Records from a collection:
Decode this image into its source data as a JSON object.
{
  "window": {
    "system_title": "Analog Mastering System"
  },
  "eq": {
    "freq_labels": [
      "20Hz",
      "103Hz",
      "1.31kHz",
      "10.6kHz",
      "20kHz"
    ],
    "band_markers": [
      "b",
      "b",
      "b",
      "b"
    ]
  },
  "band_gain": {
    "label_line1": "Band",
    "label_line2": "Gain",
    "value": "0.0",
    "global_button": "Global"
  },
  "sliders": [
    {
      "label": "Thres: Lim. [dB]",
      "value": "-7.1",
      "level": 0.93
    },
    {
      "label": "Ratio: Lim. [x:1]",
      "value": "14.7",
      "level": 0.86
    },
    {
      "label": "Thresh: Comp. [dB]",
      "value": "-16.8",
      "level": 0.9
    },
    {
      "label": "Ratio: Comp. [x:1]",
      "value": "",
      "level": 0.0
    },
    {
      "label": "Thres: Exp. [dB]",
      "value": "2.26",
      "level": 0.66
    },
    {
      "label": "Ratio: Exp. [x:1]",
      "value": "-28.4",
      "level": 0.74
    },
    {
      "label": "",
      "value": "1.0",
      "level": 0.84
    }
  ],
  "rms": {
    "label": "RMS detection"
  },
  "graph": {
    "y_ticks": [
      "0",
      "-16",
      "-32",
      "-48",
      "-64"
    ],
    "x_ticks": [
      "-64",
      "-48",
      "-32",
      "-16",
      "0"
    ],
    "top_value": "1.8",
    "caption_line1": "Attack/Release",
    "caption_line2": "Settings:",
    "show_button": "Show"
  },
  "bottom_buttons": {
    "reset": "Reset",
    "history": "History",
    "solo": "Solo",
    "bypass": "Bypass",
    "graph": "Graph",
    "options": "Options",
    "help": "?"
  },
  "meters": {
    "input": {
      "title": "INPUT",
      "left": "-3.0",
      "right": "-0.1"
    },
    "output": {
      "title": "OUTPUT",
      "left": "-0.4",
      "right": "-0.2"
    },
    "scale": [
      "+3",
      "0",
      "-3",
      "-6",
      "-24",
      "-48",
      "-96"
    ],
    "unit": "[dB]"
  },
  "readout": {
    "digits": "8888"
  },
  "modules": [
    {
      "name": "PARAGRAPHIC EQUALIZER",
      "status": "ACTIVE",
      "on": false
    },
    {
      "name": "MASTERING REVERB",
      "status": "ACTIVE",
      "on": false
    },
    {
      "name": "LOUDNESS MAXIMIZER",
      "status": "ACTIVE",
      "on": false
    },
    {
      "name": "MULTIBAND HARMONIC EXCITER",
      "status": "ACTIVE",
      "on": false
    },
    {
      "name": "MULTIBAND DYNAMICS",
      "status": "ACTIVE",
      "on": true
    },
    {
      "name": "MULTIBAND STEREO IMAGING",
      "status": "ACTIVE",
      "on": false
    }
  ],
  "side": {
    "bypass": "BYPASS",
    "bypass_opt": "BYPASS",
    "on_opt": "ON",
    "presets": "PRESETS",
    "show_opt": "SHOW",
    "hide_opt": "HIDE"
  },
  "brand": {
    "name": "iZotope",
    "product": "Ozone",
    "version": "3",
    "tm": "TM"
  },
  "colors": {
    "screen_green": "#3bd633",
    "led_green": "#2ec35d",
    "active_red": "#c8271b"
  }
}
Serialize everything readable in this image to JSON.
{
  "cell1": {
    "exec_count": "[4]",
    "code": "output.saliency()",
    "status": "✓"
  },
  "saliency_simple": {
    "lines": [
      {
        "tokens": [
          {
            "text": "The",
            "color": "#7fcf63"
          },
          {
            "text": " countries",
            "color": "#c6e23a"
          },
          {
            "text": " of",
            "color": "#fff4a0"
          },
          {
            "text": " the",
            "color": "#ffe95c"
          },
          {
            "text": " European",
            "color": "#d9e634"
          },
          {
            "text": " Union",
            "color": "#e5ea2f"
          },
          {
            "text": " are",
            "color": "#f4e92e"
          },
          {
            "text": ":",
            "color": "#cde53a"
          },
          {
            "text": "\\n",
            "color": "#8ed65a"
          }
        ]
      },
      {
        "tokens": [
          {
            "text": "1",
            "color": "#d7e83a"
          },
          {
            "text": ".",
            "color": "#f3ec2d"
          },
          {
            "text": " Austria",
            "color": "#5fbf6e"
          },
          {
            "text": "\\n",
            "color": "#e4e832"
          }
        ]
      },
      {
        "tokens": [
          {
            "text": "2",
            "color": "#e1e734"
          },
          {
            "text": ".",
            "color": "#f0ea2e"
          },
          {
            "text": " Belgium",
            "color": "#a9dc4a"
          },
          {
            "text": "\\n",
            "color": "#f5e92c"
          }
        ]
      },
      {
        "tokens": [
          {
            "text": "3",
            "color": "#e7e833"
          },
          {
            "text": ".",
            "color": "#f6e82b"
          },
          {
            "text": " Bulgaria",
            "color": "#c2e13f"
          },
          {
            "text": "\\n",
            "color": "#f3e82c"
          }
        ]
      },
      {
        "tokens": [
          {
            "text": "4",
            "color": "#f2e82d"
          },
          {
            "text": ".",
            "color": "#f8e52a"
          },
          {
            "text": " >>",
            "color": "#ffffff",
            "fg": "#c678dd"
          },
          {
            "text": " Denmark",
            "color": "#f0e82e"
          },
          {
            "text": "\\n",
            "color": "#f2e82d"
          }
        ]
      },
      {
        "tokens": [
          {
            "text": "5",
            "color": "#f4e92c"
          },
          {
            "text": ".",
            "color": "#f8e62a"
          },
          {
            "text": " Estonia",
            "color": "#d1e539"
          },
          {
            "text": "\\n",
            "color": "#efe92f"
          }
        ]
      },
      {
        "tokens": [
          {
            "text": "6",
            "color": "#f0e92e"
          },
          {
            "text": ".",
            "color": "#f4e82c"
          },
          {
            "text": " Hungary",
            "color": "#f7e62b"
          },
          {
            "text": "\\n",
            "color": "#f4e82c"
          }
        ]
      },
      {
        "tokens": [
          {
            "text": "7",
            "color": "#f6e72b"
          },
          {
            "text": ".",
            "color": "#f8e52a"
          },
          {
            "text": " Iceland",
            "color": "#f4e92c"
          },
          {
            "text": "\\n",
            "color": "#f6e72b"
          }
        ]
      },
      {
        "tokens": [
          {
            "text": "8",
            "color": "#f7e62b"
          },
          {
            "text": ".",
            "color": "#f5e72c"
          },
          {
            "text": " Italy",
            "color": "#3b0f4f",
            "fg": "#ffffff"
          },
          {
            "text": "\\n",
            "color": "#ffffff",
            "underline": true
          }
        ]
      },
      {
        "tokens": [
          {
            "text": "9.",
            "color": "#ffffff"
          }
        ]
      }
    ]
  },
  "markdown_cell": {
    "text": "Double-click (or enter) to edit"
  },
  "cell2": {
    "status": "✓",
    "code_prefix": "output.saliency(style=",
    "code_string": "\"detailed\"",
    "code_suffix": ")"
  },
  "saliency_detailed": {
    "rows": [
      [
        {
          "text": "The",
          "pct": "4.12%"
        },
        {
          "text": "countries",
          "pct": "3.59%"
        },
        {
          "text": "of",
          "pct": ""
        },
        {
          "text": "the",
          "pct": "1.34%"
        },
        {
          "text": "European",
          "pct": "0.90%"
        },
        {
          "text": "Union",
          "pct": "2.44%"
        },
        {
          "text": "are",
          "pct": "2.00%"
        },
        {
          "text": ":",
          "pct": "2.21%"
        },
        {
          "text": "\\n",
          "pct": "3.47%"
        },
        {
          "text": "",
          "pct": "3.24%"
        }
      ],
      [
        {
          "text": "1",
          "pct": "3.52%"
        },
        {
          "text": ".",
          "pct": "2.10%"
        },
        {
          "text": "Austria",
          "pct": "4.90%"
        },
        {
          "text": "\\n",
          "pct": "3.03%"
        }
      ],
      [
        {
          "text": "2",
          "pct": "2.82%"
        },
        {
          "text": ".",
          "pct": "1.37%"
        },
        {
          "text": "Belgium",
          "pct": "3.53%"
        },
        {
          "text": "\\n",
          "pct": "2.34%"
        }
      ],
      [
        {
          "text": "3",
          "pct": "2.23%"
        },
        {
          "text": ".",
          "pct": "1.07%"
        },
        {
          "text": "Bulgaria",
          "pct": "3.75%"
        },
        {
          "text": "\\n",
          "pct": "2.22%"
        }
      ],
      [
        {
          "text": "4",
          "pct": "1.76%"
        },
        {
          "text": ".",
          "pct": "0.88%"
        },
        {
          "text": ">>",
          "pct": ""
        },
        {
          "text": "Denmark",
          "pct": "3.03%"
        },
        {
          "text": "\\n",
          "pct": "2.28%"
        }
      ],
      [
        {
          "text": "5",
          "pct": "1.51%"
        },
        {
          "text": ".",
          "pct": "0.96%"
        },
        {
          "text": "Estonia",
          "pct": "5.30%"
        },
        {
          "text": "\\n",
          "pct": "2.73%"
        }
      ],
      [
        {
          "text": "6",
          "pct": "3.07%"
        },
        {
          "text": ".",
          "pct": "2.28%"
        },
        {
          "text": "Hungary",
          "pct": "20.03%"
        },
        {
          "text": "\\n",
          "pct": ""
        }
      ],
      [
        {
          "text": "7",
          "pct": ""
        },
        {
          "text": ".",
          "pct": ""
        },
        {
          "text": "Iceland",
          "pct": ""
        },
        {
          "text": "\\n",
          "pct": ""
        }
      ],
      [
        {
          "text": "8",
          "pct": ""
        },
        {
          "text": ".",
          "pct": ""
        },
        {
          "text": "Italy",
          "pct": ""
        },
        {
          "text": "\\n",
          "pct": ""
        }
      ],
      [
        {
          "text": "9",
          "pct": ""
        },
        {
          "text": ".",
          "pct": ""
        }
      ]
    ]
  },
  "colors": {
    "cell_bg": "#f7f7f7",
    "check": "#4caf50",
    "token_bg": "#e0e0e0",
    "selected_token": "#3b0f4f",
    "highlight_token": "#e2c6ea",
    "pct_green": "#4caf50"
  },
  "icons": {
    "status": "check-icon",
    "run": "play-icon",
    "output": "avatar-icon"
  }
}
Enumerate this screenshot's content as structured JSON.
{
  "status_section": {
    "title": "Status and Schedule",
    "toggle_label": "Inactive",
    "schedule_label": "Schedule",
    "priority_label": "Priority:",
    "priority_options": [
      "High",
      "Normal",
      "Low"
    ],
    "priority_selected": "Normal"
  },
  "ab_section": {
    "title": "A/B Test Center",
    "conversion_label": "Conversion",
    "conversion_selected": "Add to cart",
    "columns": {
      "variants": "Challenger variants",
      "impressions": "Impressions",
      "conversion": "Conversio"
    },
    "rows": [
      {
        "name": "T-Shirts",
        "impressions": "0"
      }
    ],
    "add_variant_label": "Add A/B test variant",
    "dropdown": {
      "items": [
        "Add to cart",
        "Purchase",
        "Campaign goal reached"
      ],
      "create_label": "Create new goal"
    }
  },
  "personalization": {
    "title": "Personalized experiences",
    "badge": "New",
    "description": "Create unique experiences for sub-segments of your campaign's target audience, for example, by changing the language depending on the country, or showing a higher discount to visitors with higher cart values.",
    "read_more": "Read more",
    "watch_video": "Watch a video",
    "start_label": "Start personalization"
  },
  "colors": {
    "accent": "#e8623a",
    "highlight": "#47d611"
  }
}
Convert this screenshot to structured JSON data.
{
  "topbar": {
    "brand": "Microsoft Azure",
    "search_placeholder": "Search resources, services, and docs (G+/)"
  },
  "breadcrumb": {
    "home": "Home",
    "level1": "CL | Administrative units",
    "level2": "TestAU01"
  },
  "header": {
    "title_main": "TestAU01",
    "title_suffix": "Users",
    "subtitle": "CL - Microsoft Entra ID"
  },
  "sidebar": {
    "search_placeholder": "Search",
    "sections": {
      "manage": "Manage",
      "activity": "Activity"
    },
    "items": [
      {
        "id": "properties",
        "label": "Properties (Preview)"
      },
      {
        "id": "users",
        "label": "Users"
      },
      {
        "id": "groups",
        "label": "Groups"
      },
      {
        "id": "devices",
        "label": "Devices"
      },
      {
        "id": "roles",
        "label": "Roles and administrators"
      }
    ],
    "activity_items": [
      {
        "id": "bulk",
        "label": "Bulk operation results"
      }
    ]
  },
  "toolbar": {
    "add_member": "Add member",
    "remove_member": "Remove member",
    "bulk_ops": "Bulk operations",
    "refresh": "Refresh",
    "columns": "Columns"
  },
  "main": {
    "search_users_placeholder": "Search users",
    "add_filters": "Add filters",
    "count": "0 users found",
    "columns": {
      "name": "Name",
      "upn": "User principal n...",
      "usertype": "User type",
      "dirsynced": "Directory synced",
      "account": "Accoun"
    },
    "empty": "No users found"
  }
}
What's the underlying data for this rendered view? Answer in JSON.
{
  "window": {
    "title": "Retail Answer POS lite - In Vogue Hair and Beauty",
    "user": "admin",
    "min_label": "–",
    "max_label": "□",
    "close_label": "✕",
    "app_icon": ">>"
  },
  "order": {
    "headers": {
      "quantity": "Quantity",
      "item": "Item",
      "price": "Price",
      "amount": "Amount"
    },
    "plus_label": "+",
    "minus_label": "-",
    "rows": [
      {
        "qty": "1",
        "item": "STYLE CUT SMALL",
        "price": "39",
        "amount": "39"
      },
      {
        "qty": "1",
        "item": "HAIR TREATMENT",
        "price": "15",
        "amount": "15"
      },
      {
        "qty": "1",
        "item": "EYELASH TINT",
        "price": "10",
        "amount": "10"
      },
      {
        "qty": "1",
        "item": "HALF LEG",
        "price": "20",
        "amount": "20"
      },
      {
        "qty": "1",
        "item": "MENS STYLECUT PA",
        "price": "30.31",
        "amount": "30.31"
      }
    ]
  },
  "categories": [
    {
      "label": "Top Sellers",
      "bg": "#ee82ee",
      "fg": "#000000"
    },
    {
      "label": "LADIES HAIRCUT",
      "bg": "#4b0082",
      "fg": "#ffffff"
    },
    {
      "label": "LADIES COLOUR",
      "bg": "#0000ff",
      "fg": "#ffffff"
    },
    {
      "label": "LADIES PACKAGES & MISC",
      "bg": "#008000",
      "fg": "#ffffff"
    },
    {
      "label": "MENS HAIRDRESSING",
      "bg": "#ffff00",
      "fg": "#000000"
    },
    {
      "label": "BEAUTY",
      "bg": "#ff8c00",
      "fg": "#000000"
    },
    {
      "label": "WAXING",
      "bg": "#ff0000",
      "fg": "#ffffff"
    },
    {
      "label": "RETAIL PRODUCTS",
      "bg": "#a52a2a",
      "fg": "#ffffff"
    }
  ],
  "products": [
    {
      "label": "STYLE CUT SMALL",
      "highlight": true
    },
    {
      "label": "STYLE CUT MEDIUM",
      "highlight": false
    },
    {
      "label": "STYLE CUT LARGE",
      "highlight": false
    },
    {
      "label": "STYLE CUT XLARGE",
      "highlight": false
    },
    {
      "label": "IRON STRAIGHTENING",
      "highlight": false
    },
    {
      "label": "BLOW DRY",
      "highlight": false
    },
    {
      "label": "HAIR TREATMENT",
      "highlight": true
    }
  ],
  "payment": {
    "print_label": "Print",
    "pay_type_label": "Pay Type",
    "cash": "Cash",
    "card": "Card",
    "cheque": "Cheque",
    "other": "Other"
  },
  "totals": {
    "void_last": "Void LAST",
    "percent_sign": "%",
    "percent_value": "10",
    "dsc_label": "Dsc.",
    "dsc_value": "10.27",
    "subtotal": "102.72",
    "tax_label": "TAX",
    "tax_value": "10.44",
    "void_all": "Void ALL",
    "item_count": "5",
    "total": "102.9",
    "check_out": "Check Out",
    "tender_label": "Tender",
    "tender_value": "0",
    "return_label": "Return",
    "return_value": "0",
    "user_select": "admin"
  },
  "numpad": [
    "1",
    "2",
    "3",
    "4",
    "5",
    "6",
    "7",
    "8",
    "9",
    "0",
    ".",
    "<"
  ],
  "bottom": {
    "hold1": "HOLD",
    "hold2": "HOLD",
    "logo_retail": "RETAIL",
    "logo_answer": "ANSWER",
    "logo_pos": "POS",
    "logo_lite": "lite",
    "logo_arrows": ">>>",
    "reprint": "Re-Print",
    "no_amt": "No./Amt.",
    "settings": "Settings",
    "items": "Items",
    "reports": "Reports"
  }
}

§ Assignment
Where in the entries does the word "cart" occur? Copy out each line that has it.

§ Task answer
    "conversion_selected": "Add to cart",
        "Add to cart",
    "description": "Create unique experiences for sub-segments of your campaign's target audience, for example, by changing the language depending on the country, or showing a higher discount to visitors with higher cart values.",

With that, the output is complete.